Muffled giggles had Karla’s eyes popping open bright and early Thanksgiving morning. The bedroom door creaked and she heard a soft “Shhh”. The noise gave her just enough time to roll over in the king sized bed and make some room before eight-year-old Kathy and her five-year-old sister Heather abandoned all attempts at stealth and bounced into the bed between her and Mitch. The mattress trembled with the aftershock of their landing.
Mitch rolled over with a mock groan. “We’ve been invaded.”
“What’s ‘vaded?” Heather asked.
Mitch rolled over on top of her, pinned her to the sheet, and rubbed his overnight stubble against her soft cheek. Shrieks of little girl laughter filled the room as he turned his attention to the older girl. “Attacked, overrun, plagued, pestered.” He rolled back over and settled the younger of the two children in the crook of his arm. “Morning puddin’ two.”
He looked at Kathy. “Morning puddin’ one.”
“You’re the silliest grandpa,” Kathy told him as she snuggled in next to Karla. She handed her grandma a book “We’re ready for our story, Nana.”
“Just the two of you?” Karla asked. “Don’t we need to wait for Matt?”
Kathy shook her head. “He says he’s too old for Dr. Suess.”
“He’s a dufus,” Heather added with five-year-old sincerity.
Karla felt her heart crack a little at the inevitable changes of time. No doubt Matt’s decision to miss their Thanksgiving morning tradition was only one of the changes occurring since their last visit six months ago. They were growing up faster than the four or five yearly visits could keep up with.
Their daughter Cheryl, her husband Austin, and the three children had arrived from Kansas City late last night.
Lucas, his wife Michelle and their two children, twelve-year-old Mark and six-year-old Holly, lived outside of Tulsa and would be there by mid-morning. Their youngest son Jonathan, his wife Amber, along with their two kids, ten-year-old Aiden and seven-year-old Renee, lived in the opposite direction, just across the Texas line in Gainesville. They would be here by noon. The eldest of their four children, Nicholas, would spend the holidays deployed. Karla sighed. With almost twenty years in the Air Force Nick and had spent his share of holidays overseas. She’d never gotten used to his empty place at the table.
Thanksgiving dinner was scheduled for two o’clock. The men and boys would turn the living room into a rowdy man cave, cheering their favorite football teams to victory, swilling sodas, and ruining their appetites with snacks. The women would seek the quieter sanctuary of the kitchen to catch up on each other’s lives while they prepared a meal that would be properly appreciated only in memory.
She glanced at Mitch. Almost forty years together and their family was healthy and whole, and growing. They had much to be grateful for.
Kathy patted Karla’s face, pulling her back to the present. “Nana, we’re ready.”
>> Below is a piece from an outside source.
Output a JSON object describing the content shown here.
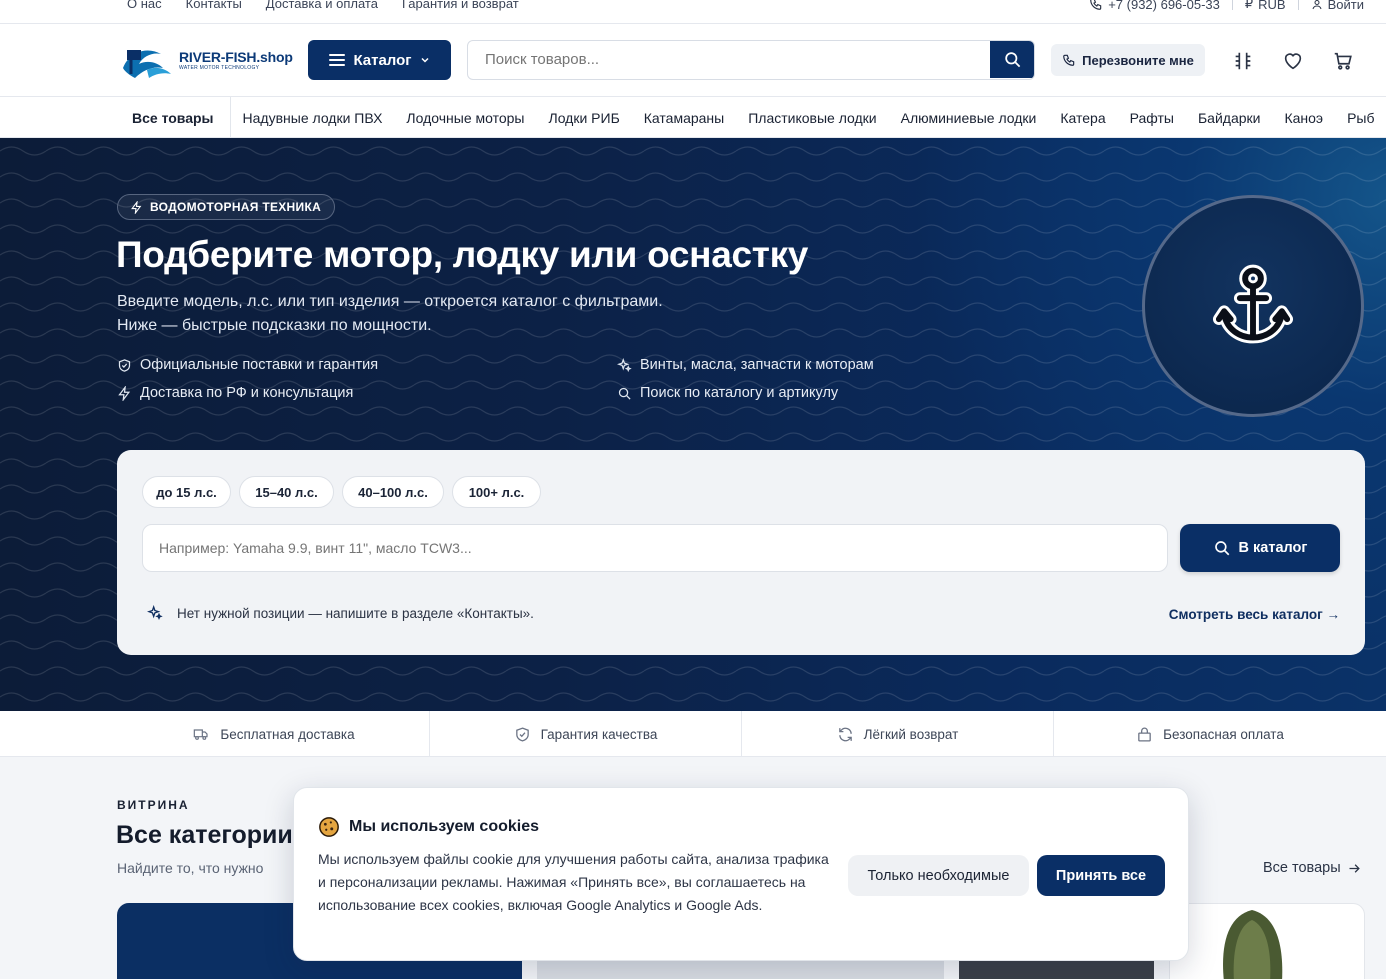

Mitch scooted a little closer, just as eager as Karla to share in these quiet moments with their grandchildren. “Yeah Nana, what are we reading this morning? I’m not too old to enjoy it.”
Karla laughed at the three of them and looked at the book in her hands. “Yertle the Turtle. One of my favorites.” She opened the book and began to read.
“On the far away island of Sala-ma-sond, Yertle the Turtle was king of the pond.”
***I have grandchildren two states away. I travel to them for Thanksgiving. When they were young they were usually in bed by the time I arrived late Wednesday night. I use to wake up bright and early on Thanksgiving day with three little boys piled in the bed on top of me. It broke my heart the year they decided they were "too old" to climb into bed with grandma. What's your favorite Thanksgiving memory? While you're here take a moment to visit the rest of the pages. Terri has a contest running on her page and Callie has a new post. If you like what you read, please consider joining the page.***